Fos' father, a prominent Pittsburgh attorney (subsequently federal judge), died of lung cancer when Fos was only 13, after which Fos was shipped from relative to relative, school to school, until he joined us on Amherst's doorstep in the Fall of 1958, no doubt grateful at the prospect of four stable years. Amherst was very good to him, and he returned the favor, maintaining a life-long loyalty, interviewing applicants in his later years. At Amherst he flourished, was a dedicated actor for the Masquers, an enthusiastic singer for the DQ, and an ardent English major. And it was at Amherst that he met Kathy Weigel, Holyoke Class of 1962. They married a year after graduation.
After graduation, he launched a career as a reinsurance agent for Connecticut General Life Insurance Company. He and Kathy launched their parenthood as well, with the birth of Fos Jr in 1967 and Anne in 1969.

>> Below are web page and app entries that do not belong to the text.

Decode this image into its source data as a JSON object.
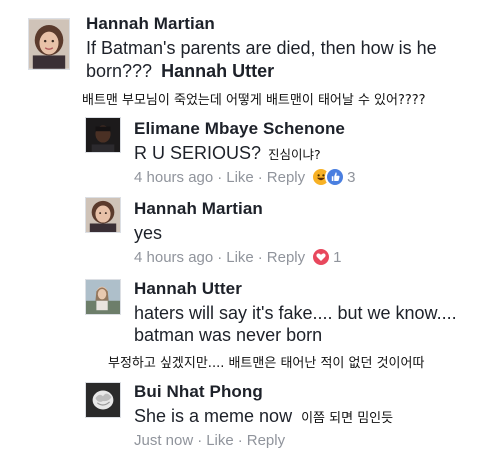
{
  "comments": [
    {
      "name": "Hannah Martian",
      "text": "If Batman's parents are died, then how is he",
      "text2": "born???",
      "tag": "Hannah Utter",
      "translation": "배트맨 부모님이 죽었는데 어떻게 배트맨이 태어날 수 있어????"
    },
    {
      "name": "Elimane Mbaye Schenone",
      "text": "R U SERIOUS?",
      "translation": "진심이냐?",
      "time": "4 hours ago",
      "like": "Like",
      "reply": "Reply",
      "reaction_count": "3",
      "reaction_colors": {
        "haha": "#f7b125",
        "like": "#4a7fe0"
      }
    },
    {
      "name": "Hannah Martian",
      "text": "yes",
      "time": "4 hours ago",
      "like": "Like",
      "reply": "Reply",
      "reaction_count": "1",
      "reaction_colors": {
        "love": "#e8485d"
      }
    },
    {
      "name": "Hannah Utter",
      "text": "haters will say it's fake.... but we know....",
      "text2": "batman was never born",
      "translation": "부정하고 싶겠지만.... 배트맨은 태어난 적이 없던 것이어따"
    },
    {
      "name": "Bui Nhat Phong",
      "text": "She is a meme now",
      "translation": "이쯤 되면 밈인듯",
      "time": "Just now",
      "like": "Like",
      "reply": "Reply"
    }
  ],
  "separator": "·"
}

After changing companies and moving to Pittsburgh in 1970, Fos decided he wanted to change careers, and he entered Duquesne University Law School in 1974 as a night student. Following graduation in 1978, Fos left the insurance business and established a successful criminal law practice. He also dedicated countless hours in efforts to restore the grand East Liberty Presbyterian Church, which he had gone to as a boy, but which by the 1980's stood forlorn with almost no congregation in the middle of a very tough, run-down neighborhood. With his help, the church has been reborn, diverse and progressive. He established and staffed a pro bono legal clinic across the street from the church. In 1984 he became Professor of Insurance Law at Duquesne, teaching part-time until his death.
Fos Jr. and Anne delight in sharing their memories of their father with each of their children, and strive to pass along to them their grandfather’s passion for helping others and never taking one’s self too seriously.
--Craig Morgan ’62, Fos Stewart Jr., Anne Stewart Dollard